California is shutting down 11 oil and gas wastewater injection sites and reviewing over 100 others in the state’s drought-ravaged Central Valley as officials fear companies have pumped toxic fracking fluids into needed drinking water aquifers.
The California Division of Oil and Gas and Geothermal Resources issued cease and desist orders on July 7 to seven energy companies, warning that they may be injecting hydraulic fracturing, or fracking, waste fluids into aquifers, which “poses danger to life, health, property, and natural resources,” the state wrote. The orders were confirmed with ProPublica after they were first reported by the Bakersfield Californian.

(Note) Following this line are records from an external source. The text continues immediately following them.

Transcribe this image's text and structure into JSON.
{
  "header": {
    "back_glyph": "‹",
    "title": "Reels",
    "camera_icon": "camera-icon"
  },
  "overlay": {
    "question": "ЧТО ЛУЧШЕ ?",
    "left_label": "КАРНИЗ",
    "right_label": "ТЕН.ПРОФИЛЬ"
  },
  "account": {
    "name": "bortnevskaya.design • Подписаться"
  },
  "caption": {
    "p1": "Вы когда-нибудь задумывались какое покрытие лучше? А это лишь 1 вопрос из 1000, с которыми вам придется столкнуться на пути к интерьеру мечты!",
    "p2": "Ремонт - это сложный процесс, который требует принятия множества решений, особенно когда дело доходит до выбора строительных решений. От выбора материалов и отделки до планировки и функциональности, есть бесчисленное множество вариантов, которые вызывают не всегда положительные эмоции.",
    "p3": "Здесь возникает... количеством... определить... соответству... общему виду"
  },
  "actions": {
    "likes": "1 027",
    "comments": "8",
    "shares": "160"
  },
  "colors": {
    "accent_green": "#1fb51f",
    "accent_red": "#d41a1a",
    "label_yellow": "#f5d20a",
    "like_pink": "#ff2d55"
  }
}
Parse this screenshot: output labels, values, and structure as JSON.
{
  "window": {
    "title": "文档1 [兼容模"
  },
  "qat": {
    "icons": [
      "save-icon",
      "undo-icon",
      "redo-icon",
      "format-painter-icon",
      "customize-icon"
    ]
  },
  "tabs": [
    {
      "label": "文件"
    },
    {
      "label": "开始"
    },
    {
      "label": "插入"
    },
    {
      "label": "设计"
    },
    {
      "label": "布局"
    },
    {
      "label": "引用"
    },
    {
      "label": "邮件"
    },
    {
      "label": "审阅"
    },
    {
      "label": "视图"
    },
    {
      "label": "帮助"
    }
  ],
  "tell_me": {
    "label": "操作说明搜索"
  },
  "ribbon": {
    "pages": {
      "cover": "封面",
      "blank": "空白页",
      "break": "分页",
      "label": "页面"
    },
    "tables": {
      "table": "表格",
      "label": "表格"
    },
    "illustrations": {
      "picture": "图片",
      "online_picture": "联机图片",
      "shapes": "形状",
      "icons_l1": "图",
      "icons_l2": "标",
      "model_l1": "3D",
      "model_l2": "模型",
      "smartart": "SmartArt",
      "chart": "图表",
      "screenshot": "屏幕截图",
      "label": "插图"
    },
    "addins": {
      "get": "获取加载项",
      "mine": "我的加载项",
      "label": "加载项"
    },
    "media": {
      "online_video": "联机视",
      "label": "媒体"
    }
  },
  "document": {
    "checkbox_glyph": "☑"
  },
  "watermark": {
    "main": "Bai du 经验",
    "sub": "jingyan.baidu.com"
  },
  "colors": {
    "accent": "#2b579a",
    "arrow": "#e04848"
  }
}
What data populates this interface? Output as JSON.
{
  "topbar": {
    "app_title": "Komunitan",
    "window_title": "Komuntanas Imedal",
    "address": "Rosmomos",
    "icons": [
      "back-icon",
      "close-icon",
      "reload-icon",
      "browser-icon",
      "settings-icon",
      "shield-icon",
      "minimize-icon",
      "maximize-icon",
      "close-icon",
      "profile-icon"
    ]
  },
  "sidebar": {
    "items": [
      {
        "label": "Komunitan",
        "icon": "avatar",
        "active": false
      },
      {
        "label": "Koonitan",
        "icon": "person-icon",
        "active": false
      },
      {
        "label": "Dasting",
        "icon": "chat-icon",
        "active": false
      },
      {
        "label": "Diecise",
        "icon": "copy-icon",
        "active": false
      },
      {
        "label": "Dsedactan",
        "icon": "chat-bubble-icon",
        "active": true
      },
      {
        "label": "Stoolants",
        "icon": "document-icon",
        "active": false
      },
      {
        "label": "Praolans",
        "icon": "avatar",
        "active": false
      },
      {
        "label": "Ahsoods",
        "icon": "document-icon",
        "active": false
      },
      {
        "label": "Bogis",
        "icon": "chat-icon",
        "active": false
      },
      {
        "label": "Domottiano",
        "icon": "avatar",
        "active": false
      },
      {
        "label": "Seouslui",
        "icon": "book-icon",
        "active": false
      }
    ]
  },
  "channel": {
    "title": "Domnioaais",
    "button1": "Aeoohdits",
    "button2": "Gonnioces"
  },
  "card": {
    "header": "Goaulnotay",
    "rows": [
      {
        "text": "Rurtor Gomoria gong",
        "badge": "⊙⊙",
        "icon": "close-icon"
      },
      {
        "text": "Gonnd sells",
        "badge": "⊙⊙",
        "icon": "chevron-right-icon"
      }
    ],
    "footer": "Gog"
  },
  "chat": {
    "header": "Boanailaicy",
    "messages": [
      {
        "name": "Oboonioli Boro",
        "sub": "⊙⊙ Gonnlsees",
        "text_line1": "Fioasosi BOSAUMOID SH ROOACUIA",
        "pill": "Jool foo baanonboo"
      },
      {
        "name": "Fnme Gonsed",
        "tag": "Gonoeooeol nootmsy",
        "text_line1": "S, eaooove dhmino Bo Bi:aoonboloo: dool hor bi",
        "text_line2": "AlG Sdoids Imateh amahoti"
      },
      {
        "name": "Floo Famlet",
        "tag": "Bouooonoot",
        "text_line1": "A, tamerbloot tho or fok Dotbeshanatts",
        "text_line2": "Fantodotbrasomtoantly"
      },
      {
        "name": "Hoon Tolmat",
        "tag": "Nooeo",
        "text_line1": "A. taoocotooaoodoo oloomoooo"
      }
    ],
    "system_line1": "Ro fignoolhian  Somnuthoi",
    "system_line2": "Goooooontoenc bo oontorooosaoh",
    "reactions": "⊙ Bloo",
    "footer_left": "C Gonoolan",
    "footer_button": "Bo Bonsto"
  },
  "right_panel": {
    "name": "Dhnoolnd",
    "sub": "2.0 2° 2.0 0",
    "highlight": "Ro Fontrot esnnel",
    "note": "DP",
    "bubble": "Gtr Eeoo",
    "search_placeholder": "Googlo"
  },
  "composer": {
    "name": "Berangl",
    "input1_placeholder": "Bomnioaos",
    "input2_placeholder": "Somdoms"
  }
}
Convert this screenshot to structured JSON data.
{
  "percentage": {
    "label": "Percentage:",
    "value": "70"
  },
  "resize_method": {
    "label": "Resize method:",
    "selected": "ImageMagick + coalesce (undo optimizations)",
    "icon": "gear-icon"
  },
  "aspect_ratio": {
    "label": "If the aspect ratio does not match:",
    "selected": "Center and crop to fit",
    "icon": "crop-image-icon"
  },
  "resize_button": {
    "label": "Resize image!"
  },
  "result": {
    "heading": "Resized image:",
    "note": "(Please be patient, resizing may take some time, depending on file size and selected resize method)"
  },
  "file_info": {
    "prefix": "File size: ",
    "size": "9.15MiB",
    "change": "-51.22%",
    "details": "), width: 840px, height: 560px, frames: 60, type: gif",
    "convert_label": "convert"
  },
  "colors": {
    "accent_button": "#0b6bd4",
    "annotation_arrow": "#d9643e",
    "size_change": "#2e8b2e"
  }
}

The demands come at a time of unprecedented drought in the state that has hit California’s top agriculture areas, emptying reservoirs and costing the state $2.2 billion thus far this year. The lack of water has forced the state to use supplemental water supply from underground aquifers, the University of California-Davis reported in a study released last week.